_Task objective_: The records below must be reproduced exactly. Strip out the pictures.

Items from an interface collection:

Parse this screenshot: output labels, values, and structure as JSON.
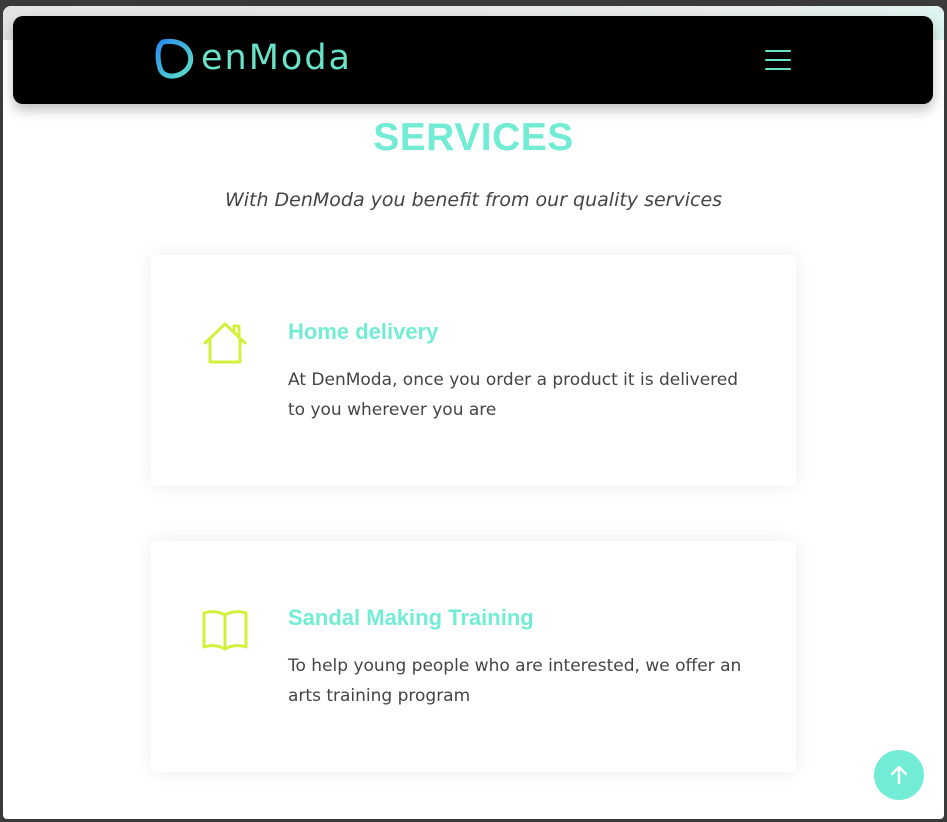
{
  "header": {
    "logo_text": "enModa",
    "logo_mark_icon": "D-ring-logo-icon",
    "menu_icon": "hamburger-menu-icon"
  },
  "services": {
    "title": "SERVICES",
    "subtitle": "With DenModa you benefit from our quality services",
    "items": [
      {
        "icon": "house-icon",
        "title": "Home delivery",
        "description": "At DenModa, once you order a product it is delivered to you wherever you are"
      },
      {
        "icon": "open-book-icon",
        "title": "Sandal Making Training",
        "description": "To help young people who are interested, we offer an arts training program"
      }
    ]
  },
  "scroll_top": {
    "icon": "arrow-up-icon"
  },
  "colors": {
    "accent": "#72ecd4",
    "icon_color": "#d4f03c",
    "navbar_bg": "#000000",
    "text": "#444444"
  }
}
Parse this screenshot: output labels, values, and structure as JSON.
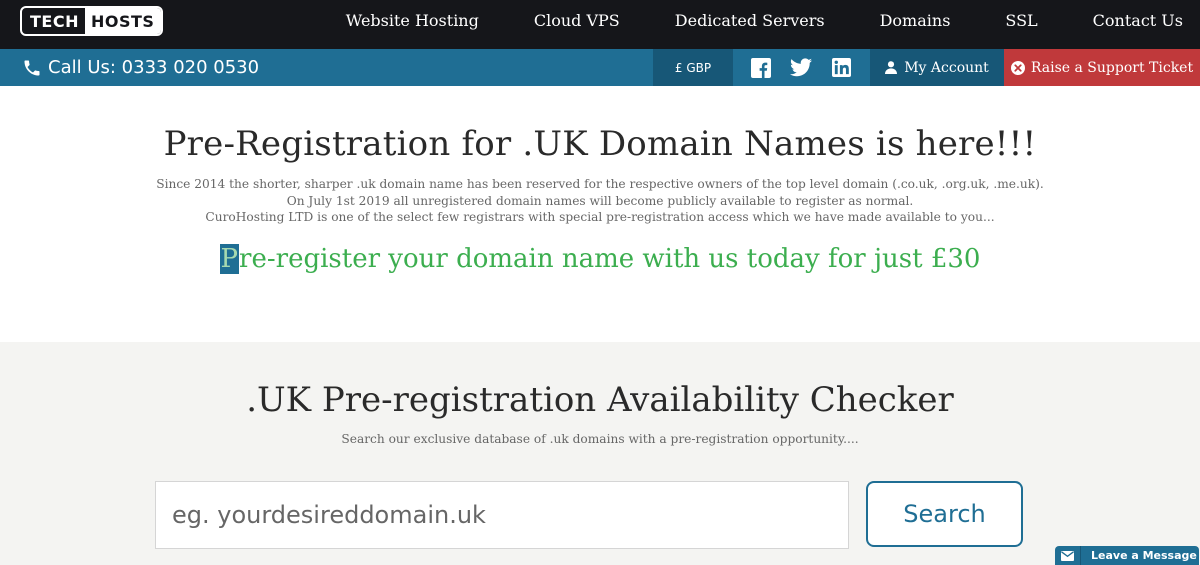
{
  "brand": {
    "part1": "TECH",
    "part2": "HOSTS"
  },
  "nav": {
    "items": [
      {
        "label": "Website Hosting"
      },
      {
        "label": "Cloud VPS"
      },
      {
        "label": "Dedicated Servers"
      },
      {
        "label": "Domains"
      },
      {
        "label": "SSL"
      },
      {
        "label": "Contact Us"
      }
    ]
  },
  "topbar": {
    "call": "Call Us: 0333 020 0530",
    "currency": "£ GBP",
    "social": [
      "facebook-icon",
      "twitter-icon",
      "linkedin-icon"
    ],
    "account": "My Account",
    "ticket": "Raise a Support Ticket"
  },
  "hero": {
    "title": "Pre-Registration for .UK Domain Names is here!!!",
    "line1": "Since 2014 the shorter, sharper .uk domain name has been reserved for the respective owners of the top level domain (.co.uk, .org.uk, .me.uk).",
    "line2": "On July 1st 2019 all unregistered domain names will become publicly available to register as normal.",
    "line3": "CuroHosting LTD is one of the select few registrars with special pre-registration access which we have made available to you...",
    "offer_first": "P",
    "offer_rest": "re-register your domain name with us today for just £30"
  },
  "checker": {
    "title": ".UK Pre-registration Availability Checker",
    "subtitle": "Search our exclusive database of .uk domains with a pre-registration opportunity....",
    "placeholder": "eg. yourdesireddomain.uk",
    "value": "",
    "button": "Search"
  },
  "chat": {
    "label": "Leave a Message"
  },
  "colors": {
    "nav_bg": "#15161a",
    "bar_blue": "#1f6e94",
    "bar_dark": "#175777",
    "ticket_red": "#c0393b",
    "offer_green": "#3cae4f",
    "checker_bg": "#f4f4f2"
  }
}
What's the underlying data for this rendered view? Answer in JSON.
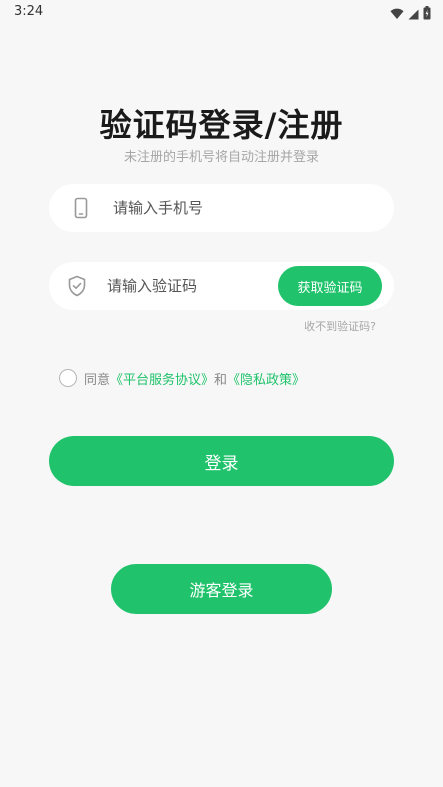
{
  "status_bar": {
    "time": "3:24",
    "icons": [
      "wifi-icon",
      "signal-icon",
      "battery-icon"
    ]
  },
  "header": {
    "title": "验证码登录/注册",
    "subtitle": "未注册的手机号将自动注册并登录"
  },
  "phone_field": {
    "icon": "phone-icon",
    "placeholder": "请输入手机号",
    "value": ""
  },
  "code_field": {
    "icon": "shield-check-icon",
    "placeholder": "请输入验证码",
    "value": "",
    "get_code_label": "获取验证码"
  },
  "not_received_label": "收不到验证码?",
  "agreement": {
    "checked": false,
    "prefix": "同意",
    "terms_link": "《平台服务协议》",
    "conjunction": "和",
    "privacy_link": "《隐私政策》"
  },
  "login_button_label": "登录",
  "guest_login_label": "游客登录",
  "colors": {
    "accent": "#20c36b",
    "background": "#f7f7f7",
    "field_background": "#ffffff",
    "muted_text": "#a6a6a6"
  }
}
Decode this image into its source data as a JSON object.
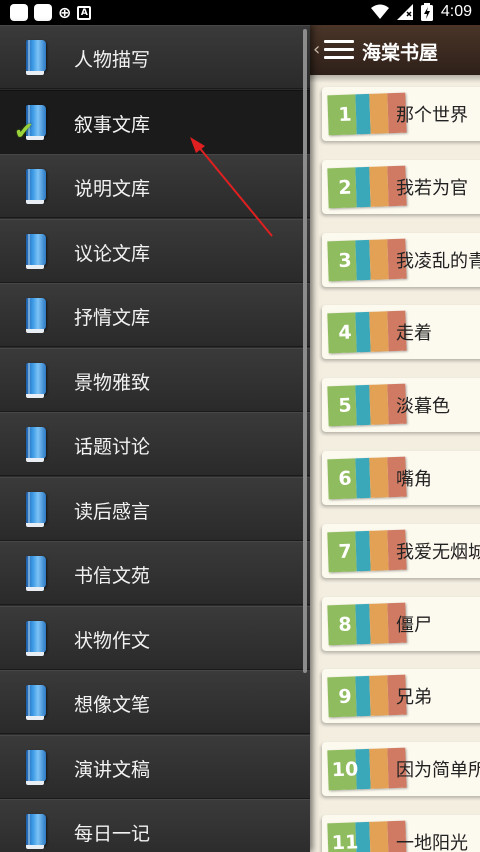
{
  "status_bar": {
    "left_icons": [
      "notification-square-icon",
      "notification-square-icon",
      "app-notification-icon",
      "a-notification-icon"
    ],
    "right_icons": [
      "wifi-icon",
      "signal-icon",
      "battery-icon"
    ],
    "time": "4:09"
  },
  "header": {
    "title": "海棠书屋",
    "icons": [
      "back-chevron-icon",
      "menu-icon"
    ]
  },
  "drawer": {
    "items": [
      {
        "label": "人物描写",
        "selected": false
      },
      {
        "label": "叙事文库",
        "selected": true
      },
      {
        "label": "说明文库",
        "selected": false
      },
      {
        "label": "议论文库",
        "selected": false
      },
      {
        "label": "抒情文库",
        "selected": false
      },
      {
        "label": "景物雅致",
        "selected": false
      },
      {
        "label": "话题讨论",
        "selected": false
      },
      {
        "label": "读后感言",
        "selected": false
      },
      {
        "label": "书信文苑",
        "selected": false
      },
      {
        "label": "状物作文",
        "selected": false
      },
      {
        "label": "想像文笔",
        "selected": false
      },
      {
        "label": "演讲文稿",
        "selected": false
      },
      {
        "label": "每日一记",
        "selected": false
      }
    ],
    "item_icon": "book-icon",
    "selected_icon": "checkmark-icon"
  },
  "articles": [
    {
      "number": "1",
      "title": "那个世界"
    },
    {
      "number": "2",
      "title": "我若为官"
    },
    {
      "number": "3",
      "title": "我凌乱的青"
    },
    {
      "number": "4",
      "title": "走着"
    },
    {
      "number": "5",
      "title": "淡暮色"
    },
    {
      "number": "6",
      "title": "嘴角"
    },
    {
      "number": "7",
      "title": "我爱无烟城"
    },
    {
      "number": "8",
      "title": "僵尸"
    },
    {
      "number": "9",
      "title": "兄弟"
    },
    {
      "number": "10",
      "title": "因为简单所"
    },
    {
      "number": "11",
      "title": "一地阳光"
    }
  ],
  "colors": {
    "accent_arrow": "#e02020",
    "header_bg": "#3b2a20",
    "drawer_bg": "#2c2c2c",
    "tag_colors": [
      "#8fbc5f",
      "#3aa8b9",
      "#e3a155",
      "#d07a63"
    ]
  }
}
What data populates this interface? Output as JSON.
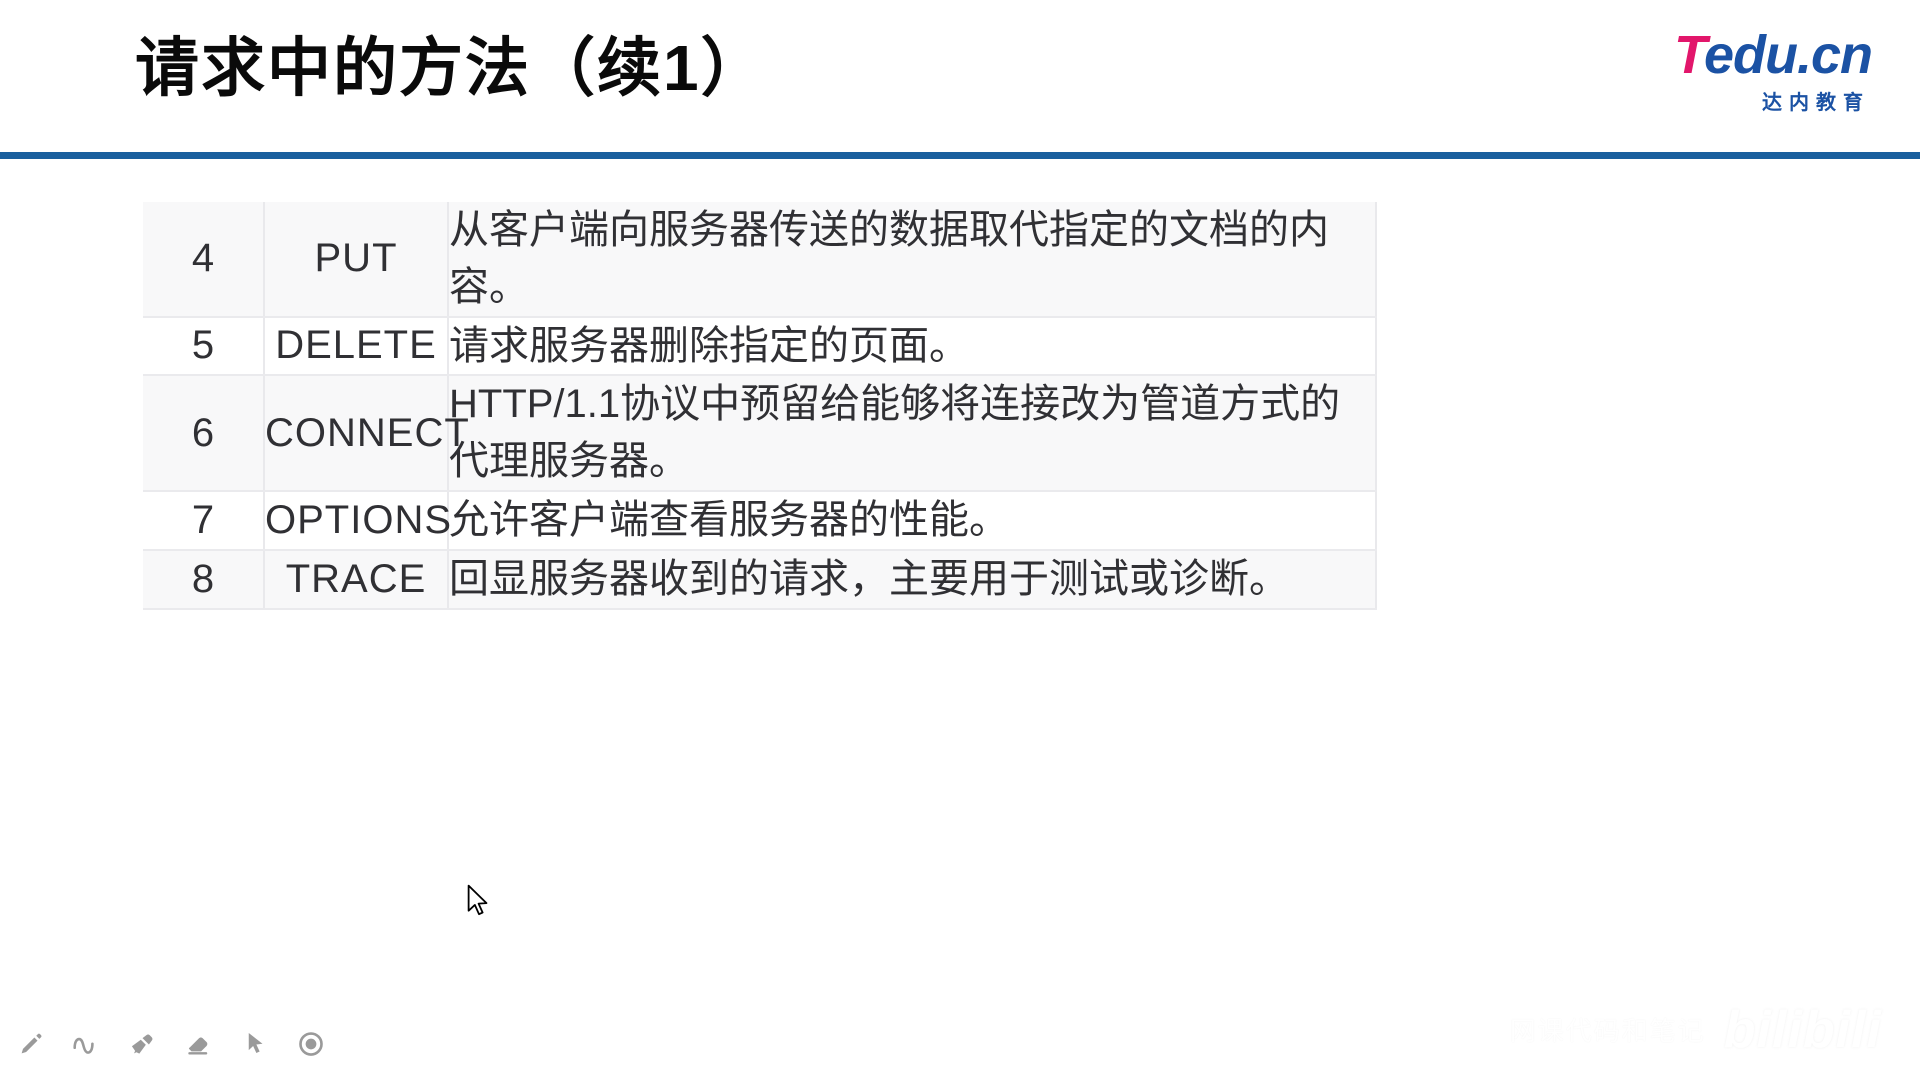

_Answer section_:
Parse this screenshot: output labels, values, and structure as JSON.
{
  "header": {
    "logo_text": "enModa",
    "logo_mark_icon": "D-ring-logo-icon",
    "menu_icon": "hamburger-menu-icon"
  },
  "services": {
    "title": "SERVICES",
    "subtitle": "With DenModa you benefit from our quality services",
    "items": [
      {
        "icon": "house-icon",
        "title": "Home delivery",
        "description": "At DenModa, once you order a product it is delivered to you wherever you are"
      },
      {
        "icon": "open-book-icon",
        "title": "Sandal Making Training",
        "description": "To help young people who are interested, we offer an arts training program"
      }
    ]
  },
  "scroll_top": {
    "icon": "arrow-up-icon"
  },
  "colors": {
    "accent": "#72ecd4",
    "icon_color": "#d4f03c",
    "navbar_bg": "#000000",
    "text": "#444444"
  }
}
Parse this screenshot: output labels, values, and structure as JSON.
{
  "brand": {
    "part1": "TECH",
    "part2": "HOSTS"
  },
  "nav": {
    "items": [
      {
        "label": "Website Hosting"
      },
      {
        "label": "Cloud VPS"
      },
      {
        "label": "Dedicated Servers"
      },
      {
        "label": "Domains"
      },
      {
        "label": "SSL"
      },
      {
        "label": "Contact Us"
      }
    ]
  },
  "topbar": {
    "call": "Call Us: 0333 020 0530",
    "currency": "£ GBP",
    "social": [
      "facebook-icon",
      "twitter-icon",
      "linkedin-icon"
    ],
    "account": "My Account",
    "ticket": "Raise a Support Ticket"
  },
  "hero": {
    "title": "Pre-Registration for .UK Domain Names is here!!!",
    "line1": "Since 2014 the shorter, sharper .uk domain name has been reserved for the respective owners of the top level domain (.co.uk, .org.uk, .me.uk).",
    "line2": "On July 1st 2019 all unregistered domain names will become publicly available to register as normal.",
    "line3": "CuroHosting LTD is one of the select few registrars with special pre-registration access which we have made available to you...",
    "offer_first": "P",
    "offer_rest": "re-register your domain name with us today for just £30"
  },
  "checker": {
    "title": ".UK Pre-registration Availability Checker",
    "subtitle": "Search our exclusive database of .uk domains with a pre-registration opportunity....",
    "placeholder": "eg. yourdesireddomain.uk",
    "value": "",
    "button": "Search"
  },
  "chat": {
    "label": "Leave a Message"
  },
  "colors": {
    "nav_bg": "#15161a",
    "bar_blue": "#1f6e94",
    "bar_dark": "#175777",
    "ticket_red": "#c0393b",
    "offer_green": "#3cae4f",
    "checker_bg": "#f4f4f2"
  }
}
What's the underlying data for this rendered view? Answer in JSON.
{
  "status_bar": {
    "time": "3:24",
    "icons": [
      "wifi-icon",
      "signal-icon",
      "battery-icon"
    ]
  },
  "header": {
    "title": "验证码登录/注册",
    "subtitle": "未注册的手机号将自动注册并登录"
  },
  "phone_field": {
    "icon": "phone-icon",
    "placeholder": "请输入手机号",
    "value": ""
  },
  "code_field": {
    "icon": "shield-check-icon",
    "placeholder": "请输入验证码",
    "value": "",
    "get_code_label": "获取验证码"
  },
  "not_received_label": "收不到验证码?",
  "agreement": {
    "checked": false,
    "prefix": "同意",
    "terms_link": "《平台服务协议》",
    "conjunction": "和",
    "privacy_link": "《隐私政策》"
  },
  "login_button_label": "登录",
  "guest_login_label": "游客登录",
  "colors": {
    "accent": "#20c36b",
    "background": "#f7f7f7",
    "field_background": "#ffffff",
    "muted_text": "#a6a6a6"
  }
}
Decode this image into its source data as a JSON object.
{
  "status_bar": {
    "left_icons": [
      "notification-square-icon",
      "notification-square-icon",
      "app-notification-icon",
      "a-notification-icon"
    ],
    "right_icons": [
      "wifi-icon",
      "signal-icon",
      "battery-icon"
    ],
    "time": "4:09"
  },
  "header": {
    "title": "海棠书屋",
    "icons": [
      "back-chevron-icon",
      "menu-icon"
    ]
  },
  "drawer": {
    "items": [
      {
        "label": "人物描写",
        "selected": false
      },
      {
        "label": "叙事文库",
        "selected": true
      },
      {
        "label": "说明文库",
        "selected": false
      },
      {
        "label": "议论文库",
        "selected": false
      },
      {
        "label": "抒情文库",
        "selected": false
      },
      {
        "label": "景物雅致",
        "selected": false
      },
      {
        "label": "话题讨论",
        "selected": false
      },
      {
        "label": "读后感言",
        "selected": false
      },
      {
        "label": "书信文苑",
        "selected": false
      },
      {
        "label": "状物作文",
        "selected": false
      },
      {
        "label": "想像文笔",
        "selected": false
      },
      {
        "label": "演讲文稿",
        "selected": false
      },
      {
        "label": "每日一记",
        "selected": false
      }
    ],
    "item_icon": "book-icon",
    "selected_icon": "checkmark-icon"
  },
  "articles": [
    {
      "number": "1",
      "title": "那个世界"
    },
    {
      "number": "2",
      "title": "我若为官"
    },
    {
      "number": "3",
      "title": "我凌乱的青"
    },
    {
      "number": "4",
      "title": "走着"
    },
    {
      "number": "5",
      "title": "淡暮色"
    },
    {
      "number": "6",
      "title": "嘴角"
    },
    {
      "number": "7",
      "title": "我爱无烟城"
    },
    {
      "number": "8",
      "title": "僵尸"
    },
    {
      "number": "9",
      "title": "兄弟"
    },
    {
      "number": "10",
      "title": "因为简单所"
    },
    {
      "number": "11",
      "title": "一地阳光"
    }
  ],
  "colors": {
    "accent_arrow": "#e02020",
    "header_bg": "#3b2a20",
    "drawer_bg": "#2c2c2c",
    "tag_colors": [
      "#8fbc5f",
      "#3aa8b9",
      "#e3a155",
      "#d07a63"
    ]
  }
}
What data populates this interface? Output as JSON.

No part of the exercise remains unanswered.